Whichever lines include the word "What", copy them as they appear in the data.

Items from a dataset:
···

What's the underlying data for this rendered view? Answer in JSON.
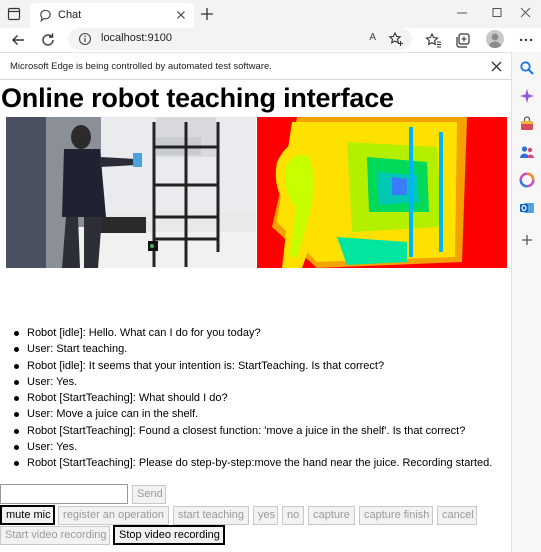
{
  "browser": {
    "tab_title": "Chat",
    "url": "localhost:9100",
    "read_aloud_label": "A",
    "infobar_text": "Microsoft Edge is being controlled by automated test software."
  },
  "page": {
    "title": "Online robot teaching interface"
  },
  "chat": {
    "messages": [
      "Robot [idle]: Hello. What can I do for you today?",
      "User: Start teaching.",
      "Robot [idle]: It seems that your intention is: StartTeaching. Is that correct?",
      "User: Yes.",
      "Robot [StartTeaching]: What should I do?",
      "User: Move a juice can in the shelf.",
      "Robot [StartTeaching]: Found a closest function: 'move a juice in the shelf'. Is that correct?",
      "User: Yes.",
      "Robot [StartTeaching]: Please do step-by-step:move the hand near the juice. Recording started."
    ]
  },
  "controls": {
    "message_input_value": "",
    "send_label": "Send",
    "mute_mic_label": "mute mic",
    "register_operation_label": "register an operation",
    "start_teaching_label": "start teaching",
    "yes_label": "yes",
    "no_label": "no",
    "capture_label": "capture",
    "capture_finish_label": "capture finish",
    "cancel_label": "cancel",
    "start_video_label": "Start video recording",
    "stop_video_label": "Stop video recording"
  },
  "icons": {
    "tab_actions": "tab-actions-icon",
    "favicon": "chat-bubble-icon",
    "back": "back-arrow-icon",
    "refresh": "refresh-icon",
    "info": "info-icon",
    "favorite": "star-plus-icon",
    "favorites": "favorites-icon",
    "collections": "collections-icon",
    "more": "more-icon"
  },
  "colors": {
    "chrome_bg": "#f3f3f3",
    "disabled_text": "#9a9a9a",
    "enabled_border": "#000000"
  }
}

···

● Task response
What's the underlying data for this rendered view? Answer in JSON.
      "Robot [idle]: Hello. What can I do for you today?",
      "Robot [StartTeaching]: What should I do?",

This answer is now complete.